With low unemployment rates and widespread talent shortages in many in-demand fields, employees are one of the most important assets at today’s companies. They’re important because talent helps distinguish one company from another, becoming a key part of a company’s competitive advantage. However, they’re also important because employees are a major expense that requires careful management. For all these reasons, companies need to track their payroll headcount ratio.
What Is the Payroll Headcount Ratio?
On the most basic level, the payroll headcount ratio compares full-time and part-time employees, and possibly contractors or freelancers as well. It could be based on the number of employees, their associated expenses, or some other factor. In all cases, the point is to evaluate how the company utilizes its labor force.
Here’s an example. If the ratio is rising, it indicates the company is adding full-time employees and adding labor costs. Combined with other key performance indicators, the payroll headcount ratio reveals how financial performance drives the staffing mix, and vice versa.
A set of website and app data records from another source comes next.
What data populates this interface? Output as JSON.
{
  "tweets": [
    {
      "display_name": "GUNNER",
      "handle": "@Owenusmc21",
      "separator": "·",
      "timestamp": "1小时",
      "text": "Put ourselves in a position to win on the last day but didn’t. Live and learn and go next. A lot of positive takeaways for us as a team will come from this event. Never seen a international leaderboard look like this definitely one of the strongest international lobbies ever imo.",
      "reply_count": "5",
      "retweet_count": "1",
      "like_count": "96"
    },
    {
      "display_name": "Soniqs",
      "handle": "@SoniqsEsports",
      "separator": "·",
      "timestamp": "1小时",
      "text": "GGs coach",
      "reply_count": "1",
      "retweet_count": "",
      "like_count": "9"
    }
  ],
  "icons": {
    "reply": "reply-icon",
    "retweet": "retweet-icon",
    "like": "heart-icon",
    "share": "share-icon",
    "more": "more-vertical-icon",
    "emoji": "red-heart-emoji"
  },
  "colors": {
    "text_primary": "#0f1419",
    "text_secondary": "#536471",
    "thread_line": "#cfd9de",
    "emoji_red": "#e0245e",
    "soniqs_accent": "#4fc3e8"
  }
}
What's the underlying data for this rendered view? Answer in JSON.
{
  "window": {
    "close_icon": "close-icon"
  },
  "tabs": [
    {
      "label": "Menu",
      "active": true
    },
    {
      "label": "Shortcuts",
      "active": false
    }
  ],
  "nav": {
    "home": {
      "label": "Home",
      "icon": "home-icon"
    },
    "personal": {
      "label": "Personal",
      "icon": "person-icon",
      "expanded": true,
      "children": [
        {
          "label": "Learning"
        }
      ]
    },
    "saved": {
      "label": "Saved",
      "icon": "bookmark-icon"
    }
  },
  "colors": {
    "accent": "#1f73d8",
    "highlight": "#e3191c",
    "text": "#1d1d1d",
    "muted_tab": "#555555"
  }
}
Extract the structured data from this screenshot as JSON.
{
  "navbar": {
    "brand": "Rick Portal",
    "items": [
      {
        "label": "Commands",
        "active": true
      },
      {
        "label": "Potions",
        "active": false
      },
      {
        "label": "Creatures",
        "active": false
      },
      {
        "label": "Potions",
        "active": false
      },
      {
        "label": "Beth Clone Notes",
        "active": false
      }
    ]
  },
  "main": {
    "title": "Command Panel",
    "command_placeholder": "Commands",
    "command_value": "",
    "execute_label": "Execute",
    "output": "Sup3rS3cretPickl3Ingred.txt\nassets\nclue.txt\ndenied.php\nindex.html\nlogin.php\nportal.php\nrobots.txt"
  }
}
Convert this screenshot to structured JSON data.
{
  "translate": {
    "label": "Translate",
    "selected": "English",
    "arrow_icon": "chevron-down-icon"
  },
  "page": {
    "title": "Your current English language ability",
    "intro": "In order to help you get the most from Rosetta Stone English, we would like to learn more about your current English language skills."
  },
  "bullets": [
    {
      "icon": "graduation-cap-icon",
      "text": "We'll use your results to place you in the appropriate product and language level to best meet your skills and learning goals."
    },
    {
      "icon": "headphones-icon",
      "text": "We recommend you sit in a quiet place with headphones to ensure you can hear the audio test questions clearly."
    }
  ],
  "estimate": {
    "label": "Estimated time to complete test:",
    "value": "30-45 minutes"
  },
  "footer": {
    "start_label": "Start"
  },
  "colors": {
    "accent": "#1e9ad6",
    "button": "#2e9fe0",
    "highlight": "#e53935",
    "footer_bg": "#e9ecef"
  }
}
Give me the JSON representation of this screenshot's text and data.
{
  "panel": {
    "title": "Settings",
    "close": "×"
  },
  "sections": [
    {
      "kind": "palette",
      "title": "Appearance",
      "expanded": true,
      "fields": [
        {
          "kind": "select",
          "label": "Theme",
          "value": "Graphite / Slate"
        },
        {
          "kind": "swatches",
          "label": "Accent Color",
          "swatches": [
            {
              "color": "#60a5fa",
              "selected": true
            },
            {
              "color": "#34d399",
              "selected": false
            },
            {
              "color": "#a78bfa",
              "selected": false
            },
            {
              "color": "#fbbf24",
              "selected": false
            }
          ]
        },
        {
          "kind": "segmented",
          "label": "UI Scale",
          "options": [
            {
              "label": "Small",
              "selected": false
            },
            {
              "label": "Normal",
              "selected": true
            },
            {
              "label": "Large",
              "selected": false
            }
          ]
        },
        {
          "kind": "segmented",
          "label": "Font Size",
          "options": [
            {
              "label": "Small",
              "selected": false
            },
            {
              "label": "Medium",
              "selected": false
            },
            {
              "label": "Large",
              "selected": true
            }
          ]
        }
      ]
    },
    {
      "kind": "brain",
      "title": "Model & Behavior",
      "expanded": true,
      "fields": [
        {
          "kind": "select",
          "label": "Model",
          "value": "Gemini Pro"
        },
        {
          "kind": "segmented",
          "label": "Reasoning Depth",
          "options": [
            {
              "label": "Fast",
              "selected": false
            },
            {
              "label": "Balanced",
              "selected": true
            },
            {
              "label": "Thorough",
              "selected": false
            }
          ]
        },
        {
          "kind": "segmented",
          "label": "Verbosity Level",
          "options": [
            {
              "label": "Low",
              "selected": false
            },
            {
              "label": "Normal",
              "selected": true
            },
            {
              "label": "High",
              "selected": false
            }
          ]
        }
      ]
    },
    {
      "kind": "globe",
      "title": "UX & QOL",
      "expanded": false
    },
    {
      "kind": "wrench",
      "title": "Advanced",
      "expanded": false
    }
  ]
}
Therefore, accountants can study if or how the additional full-time employees contribute value to the organization.
How to Use the Payroll Headcount Ratio
The payroll headcount ratio is just one piece in a larger decision-making toolkit composed of a number of financial KPIs, each illustrated in a dedicated dashboard. With a dashboard specifically for labor-related metrics, decision makers never lose sight of how the positive and negative realities of the staffing situation affect the company’s fortunes.
After deciding to set up a dashboard, choose the data to include. As suggested earlier, there are lots of ways to calculate the headcount ratio, and many more ways of conceptualizing the workforce over time. What works for one company won’t necessarily work for another, so it’s important to select metrics (and the underlying data) relevant to what the dashboard users need.
Next, design the dashboard so that it clearly presents the most important information and surrounds it with context. Again, the design is subjective, but many users incorporate historical data in a grid format and put the averages in a separate section surrounded by visualizations to illustrate the trends. Ideally, users understand the present staffing situation at a glance but learn about the underlying drivers after reading everything on the dashboard.
The final key to using a payroll headcount ratio is keeping the dashboard information accurate and updated. Someone could go in and manually adjust the numbers every time the workforce changes, but that’s inefficient and prone to error. A better approach relies on automation to update the numbers whenever they change. That way, decision makers have a real-time look at headcount, and the information isn’t compromised by human error.
Sound as this advice may be, it doesn’t necessarily paint a mental picture of what a great payroll headcount ratio dashboard looks like. That’s why our team at insightsoftware created one that’s free for you to download. Get your copy today, experiment with some of the built-in dynamic features, and consider how this and other dashboards could help inform everything you do.